T-Mobile US Inc. wants the IRS to ensure it isn’t subject to a proposed rule that could lessen the tax benefits of combining with certain companies that have large losses—ahead of a planned merger with Sprint Corp.
A letter two lobbyists submitted to Treasury on behalf of T-Mobile referenced the pending Sprint merger, deemed the “Combination” in a footnote.
“Our concerns are particularly pronounced for the pending Combination and other transactions involving large, publicly traded corporations where the target corporation is a loss corporation,” two Miller & Chevalier Chartered lobbyists said in the letter.
The letter, released Nov. 12 under the Freedom of Information Act, asks that T-Mobile’s merger with Sprint and other publicly announced transactions be grandfathered, or not subject to the proposal (REG-125710-18). Otherwise, the telecom giant could be limited in its ability to increase how much of Sprint’s losses it can use to offset taxes after the merger.
T-Mobile didn’t immediately respond to a request for comment.
The proposed rules would eliminate a method of calculating losses after a merger or acquisition, based on the values of certain assets held by the target company. This method, known as the Section 338 approach, helped maximize a target company’s built-in gains from those assets. This could increase the amount of the target company’s net operating losses that the combined company can use each year to offset its taxes after a merger or acquisition.
Built-in gains are based on differences between the value of a company’s investment in its assets and the fair market value of those assets.
Tax code Section 382 restricts how much of a target company’s net operating losses can be used after the company is acquired, a policy intended to keep companies from trafficking in those tax-reducing losses.

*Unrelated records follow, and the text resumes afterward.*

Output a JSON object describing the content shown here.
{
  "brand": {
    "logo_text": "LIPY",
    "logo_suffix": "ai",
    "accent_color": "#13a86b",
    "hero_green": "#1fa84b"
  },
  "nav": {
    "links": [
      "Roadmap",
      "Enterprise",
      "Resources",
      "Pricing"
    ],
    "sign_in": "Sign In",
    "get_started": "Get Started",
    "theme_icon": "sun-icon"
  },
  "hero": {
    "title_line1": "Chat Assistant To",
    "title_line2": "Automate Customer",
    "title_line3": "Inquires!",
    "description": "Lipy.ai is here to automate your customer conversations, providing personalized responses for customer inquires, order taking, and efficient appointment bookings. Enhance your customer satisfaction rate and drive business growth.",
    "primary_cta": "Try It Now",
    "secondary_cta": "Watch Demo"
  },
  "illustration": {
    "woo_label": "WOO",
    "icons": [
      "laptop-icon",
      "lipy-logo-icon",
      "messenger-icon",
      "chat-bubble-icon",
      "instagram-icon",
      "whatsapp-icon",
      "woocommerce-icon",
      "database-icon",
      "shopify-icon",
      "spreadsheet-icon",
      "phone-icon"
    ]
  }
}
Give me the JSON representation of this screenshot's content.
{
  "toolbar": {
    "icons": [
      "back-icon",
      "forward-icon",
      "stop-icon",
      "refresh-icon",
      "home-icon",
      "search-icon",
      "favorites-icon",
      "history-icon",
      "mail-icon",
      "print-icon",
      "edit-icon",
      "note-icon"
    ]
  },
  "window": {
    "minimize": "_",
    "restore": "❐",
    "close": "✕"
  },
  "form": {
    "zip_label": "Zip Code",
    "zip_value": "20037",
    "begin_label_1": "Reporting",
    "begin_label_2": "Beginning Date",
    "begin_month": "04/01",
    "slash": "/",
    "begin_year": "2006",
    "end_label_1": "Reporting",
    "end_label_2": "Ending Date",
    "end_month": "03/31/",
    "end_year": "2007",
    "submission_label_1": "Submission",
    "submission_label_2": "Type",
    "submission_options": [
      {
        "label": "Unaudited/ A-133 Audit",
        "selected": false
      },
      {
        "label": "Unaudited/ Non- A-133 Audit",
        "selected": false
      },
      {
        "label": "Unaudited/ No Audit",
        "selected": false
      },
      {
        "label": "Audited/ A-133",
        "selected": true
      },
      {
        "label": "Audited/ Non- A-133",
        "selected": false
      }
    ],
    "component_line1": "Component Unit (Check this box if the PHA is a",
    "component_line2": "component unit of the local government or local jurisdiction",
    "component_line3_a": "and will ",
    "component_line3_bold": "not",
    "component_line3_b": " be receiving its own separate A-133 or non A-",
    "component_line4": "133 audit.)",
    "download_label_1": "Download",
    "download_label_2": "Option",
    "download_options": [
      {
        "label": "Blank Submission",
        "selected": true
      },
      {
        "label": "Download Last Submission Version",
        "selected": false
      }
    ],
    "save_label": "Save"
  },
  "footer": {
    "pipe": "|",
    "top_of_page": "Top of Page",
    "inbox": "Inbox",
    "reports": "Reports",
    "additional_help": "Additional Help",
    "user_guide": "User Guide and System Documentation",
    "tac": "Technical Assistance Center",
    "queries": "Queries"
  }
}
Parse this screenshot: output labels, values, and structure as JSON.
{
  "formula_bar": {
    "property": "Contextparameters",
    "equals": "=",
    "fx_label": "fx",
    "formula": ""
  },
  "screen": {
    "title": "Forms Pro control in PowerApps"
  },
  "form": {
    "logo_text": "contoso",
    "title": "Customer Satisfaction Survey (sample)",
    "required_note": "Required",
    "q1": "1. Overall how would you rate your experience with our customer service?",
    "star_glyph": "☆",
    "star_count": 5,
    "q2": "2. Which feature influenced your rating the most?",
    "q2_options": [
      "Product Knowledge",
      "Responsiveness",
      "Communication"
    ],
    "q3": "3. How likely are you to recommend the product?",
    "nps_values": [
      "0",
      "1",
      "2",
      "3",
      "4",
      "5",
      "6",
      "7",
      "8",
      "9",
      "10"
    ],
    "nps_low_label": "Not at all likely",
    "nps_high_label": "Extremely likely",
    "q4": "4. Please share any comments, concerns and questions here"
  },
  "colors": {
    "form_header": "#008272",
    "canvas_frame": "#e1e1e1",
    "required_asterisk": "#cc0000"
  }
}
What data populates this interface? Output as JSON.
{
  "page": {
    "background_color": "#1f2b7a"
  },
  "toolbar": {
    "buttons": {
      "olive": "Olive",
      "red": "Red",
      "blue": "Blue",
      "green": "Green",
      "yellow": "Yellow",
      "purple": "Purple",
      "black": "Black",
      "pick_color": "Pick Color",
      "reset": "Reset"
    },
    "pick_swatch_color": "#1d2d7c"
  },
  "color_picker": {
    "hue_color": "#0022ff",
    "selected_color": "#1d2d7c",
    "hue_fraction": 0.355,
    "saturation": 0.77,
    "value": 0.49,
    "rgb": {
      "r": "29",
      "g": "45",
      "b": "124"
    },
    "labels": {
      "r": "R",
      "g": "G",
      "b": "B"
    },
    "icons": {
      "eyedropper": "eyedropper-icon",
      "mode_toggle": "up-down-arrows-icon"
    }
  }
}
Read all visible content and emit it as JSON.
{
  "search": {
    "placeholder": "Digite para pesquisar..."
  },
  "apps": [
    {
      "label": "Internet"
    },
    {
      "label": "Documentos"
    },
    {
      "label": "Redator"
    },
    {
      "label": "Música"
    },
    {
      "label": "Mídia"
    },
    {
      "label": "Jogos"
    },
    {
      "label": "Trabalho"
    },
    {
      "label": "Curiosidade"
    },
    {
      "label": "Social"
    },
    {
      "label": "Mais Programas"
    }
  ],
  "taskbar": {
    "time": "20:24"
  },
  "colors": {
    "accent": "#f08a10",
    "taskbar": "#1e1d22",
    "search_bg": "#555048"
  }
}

As of March 1, Sprint had federal net operating loss carryforwards from prior years of $21.3 billion, according to its most recent annual financial filing, posted at the end of May.